  • 1540 AD Hanno leaves a box containing a physical description of himself in a church, with instructions not to open it for a hundred years, to prove his immortality.
  • 1570 AD Tu Shan and Asagao meet in Tibet, marry and have a child who dies shortly after being born.
  • 1572 AD Tu Shan and Asagao leave the Tibetan village and journey out into the world.
  • 1640 AD Hanno, as Jacques Lacy of Ireland, meets with Richelieu to discuss the possibility of immortals revealing their existence, a possibility the great Cardinal rejects.
  • 1710 AD The Native American named Peregrino (who would later take the name John Wanderer) leaves his tribe.
  • 1821 AD Corinne Macandal escapes from slavery with the help of some friendly Quakers in Ohio.
  • 1872 AD Going under the name of Tarrant, Hanno pursues John Wanderer, whom Hanno correctly believes to be also an immortal. In the pursuit Rufus is killed trying to save a family from a native American attack.
  • 1908 AD Patulcius works as a low-level bureaucrat in Turkey.
  • 1925 AD John Wanderer locates and identifies Tu Shan and Asagao. He meets with them in Tibet and speaks to them through an interpreter. At the time he is only able to hint at his true identity (as an immortal) and his belief about their identities. He proposes to return in fifty years.
  • 1938 AD Hanno, as Kyrie McCready, meets Patulcius, as Oktay Saygun, having located him by placing an advertisement written by John Wanderer which reads, "Those who have lived so long that our forefathers are like brothers and comrades to them." Patulcius admits to Hanno that he is an immortal and agrees to keep in touch but makes it clear that he likes his life and doesn't want to join up with Hanno.
  • 1942 AD Svoboda takes part in World War II skirmishes around Stalingrad.
  • 1975 AD John Wanderer makes good on his promise and returns to Tu Shan and Asagao. Tu Shan and Asagao reveal that their children are all mortal despite the fact that they have two immortal parents. Wanderer convinces them to join him and Hanno in America. Hanno has been placing ads asking other immortals to join him. He has also founded a research team to find out how to grant immortality to everyone.
  • In the future, everyone is immortal, and the Immortals have long ago revealed themselves. There is no civil service, so Patulcius is no longer employable. Tu Shan has tried to return to a primitive life and failed, as there is no longer a market for his handicrafts. They, mostly Hanno, convince the government to build them a ship with which to explore the universe.
  • (some time later) They are on a near light speed ship to find other intelligent life. During the voyage, Hanno goes against the wishes of the crew and turns the ship in another direction. He spends an unspecified amount of time being ostracized by them for this.

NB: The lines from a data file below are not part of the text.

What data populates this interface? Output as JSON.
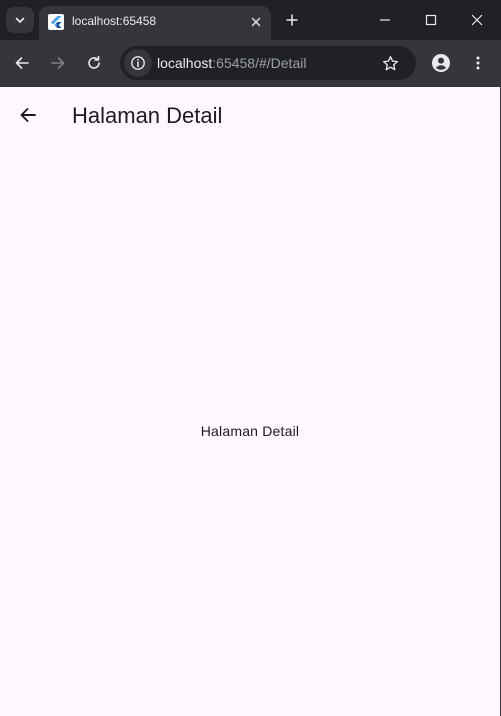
{
  "browser": {
    "tab": {
      "title": "localhost:65458",
      "favicon": "flutter-logo-icon"
    },
    "window_controls": [
      "minimize-icon",
      "maximize-icon",
      "close-icon"
    ],
    "toolbar": {
      "back": "arrow-left-icon",
      "forward": "arrow-right-icon",
      "reload": "reload-icon",
      "profile": "profile-icon",
      "menu": "kebab-menu-icon"
    },
    "omnibox": {
      "host": "localhost",
      "path": ":65458/#/Detail",
      "site_info_icon": "info-icon",
      "bookmark_icon": "star-icon"
    }
  },
  "app": {
    "appbar": {
      "title": "Halaman Detail",
      "back_icon": "arrow-left-icon"
    },
    "body": {
      "text": "Halaman Detail"
    }
  },
  "colors": {
    "chrome_dark": "#202124",
    "chrome_mid": "#35363a",
    "page_background": "#fdf7ff",
    "text_primary": "#1d1b20"
  }
}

Immortal Physiology[edit]

As their name implies, at a certain point Immortals stop outwardly aging, generally at about twenty-five years, though apparently among east-Asians possibly a little later. When Immortals' teeth are damaged, they regrow. Immortals receive no permanent scars and also never contract contagious illnesses, even during times of plague. They remain fertile for as long as they live and can rapidly heal broken bones or other serious wounds. If the Immortal men are circumcised, their foreskins will regenerate. Speculation on "recurrent intactness" among women is left unanswered, with the possibility of the female hymen likewise restoring itself having been brought up at one point during dialogue in the novel. Immortals can and in the course of the novel do die, as they are not capable of recovering from injuries such as a stab to the heart or decapitation. There is also discussion about whether long-term exposure to tobacco smoke might present the possibility of lung cancer developing, though the researcher who opens the possibility admits he has no data on the matter.

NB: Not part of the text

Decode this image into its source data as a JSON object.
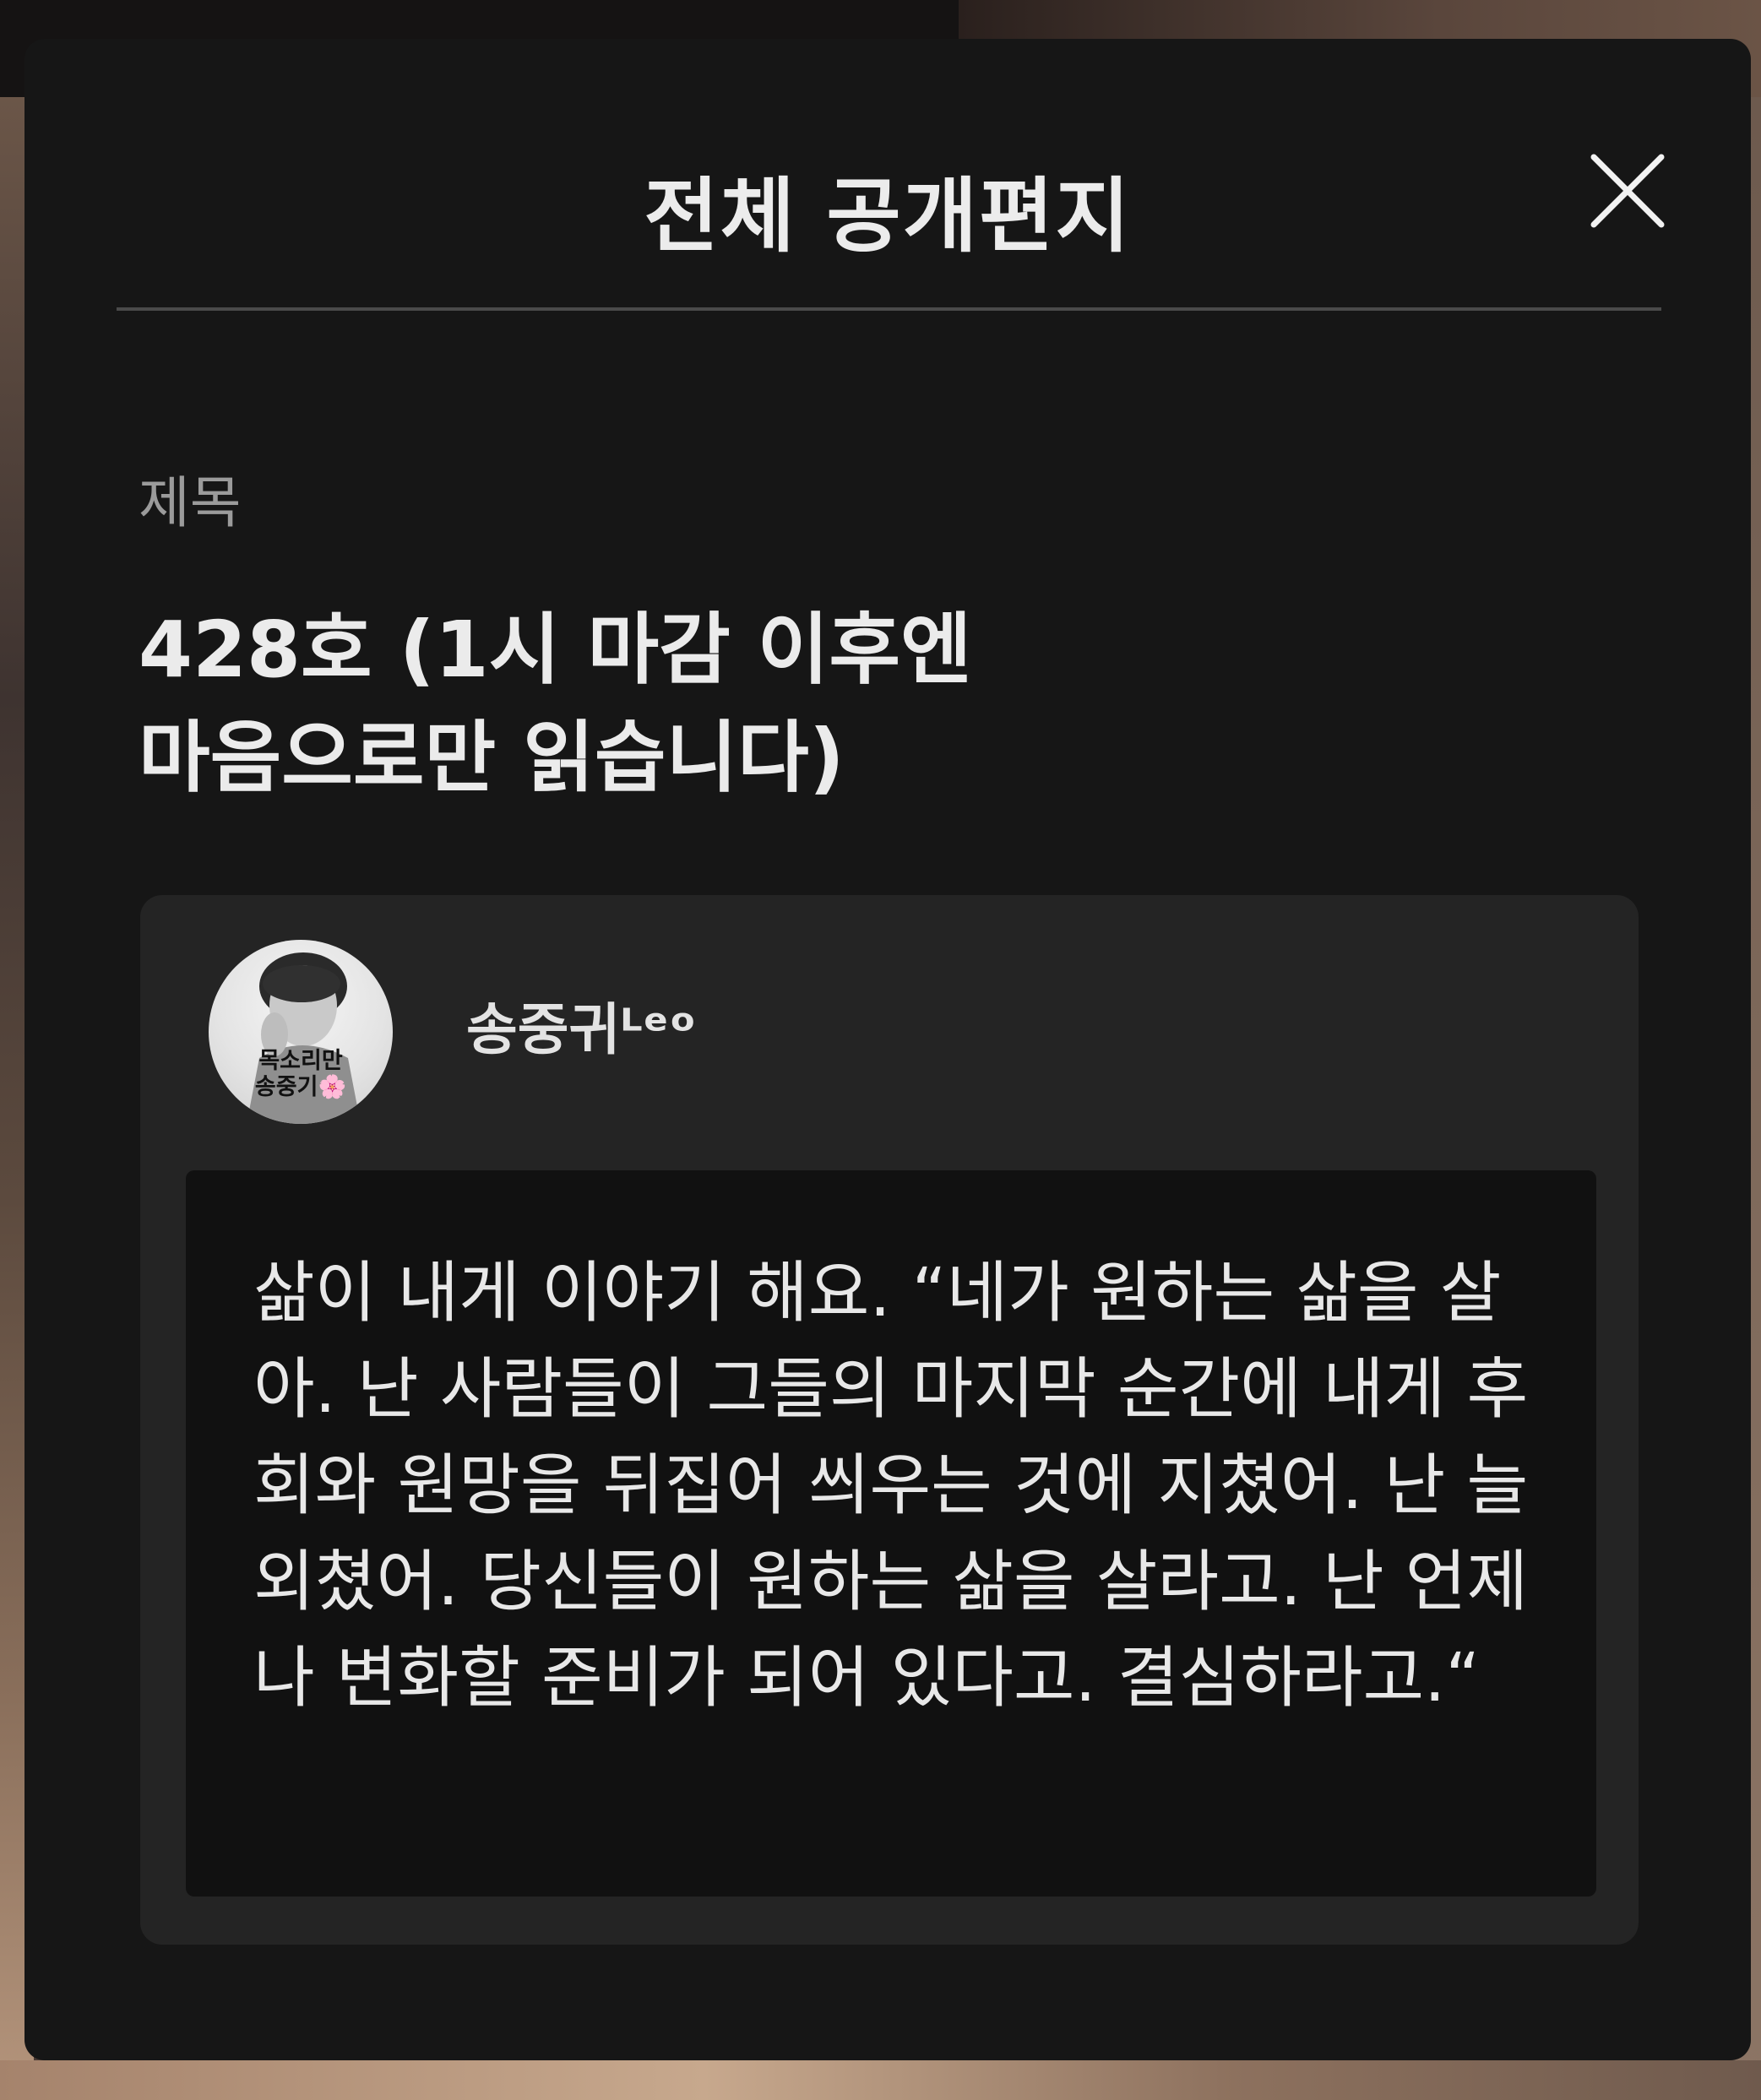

Notes[edit]

Chapter 3, "The Comrade," was originally printed in Analog Science Fiction/Science Fact in June 1988

References[edit]

  1. ^ "1989 Award Winners & Nominees". Worlds Without End. Retrieved 2009-07-26. 
  2. ^ "1990 Award Winners & Nominees". Worlds Without End. Retrieved 2009-07-26. 

External links[edit]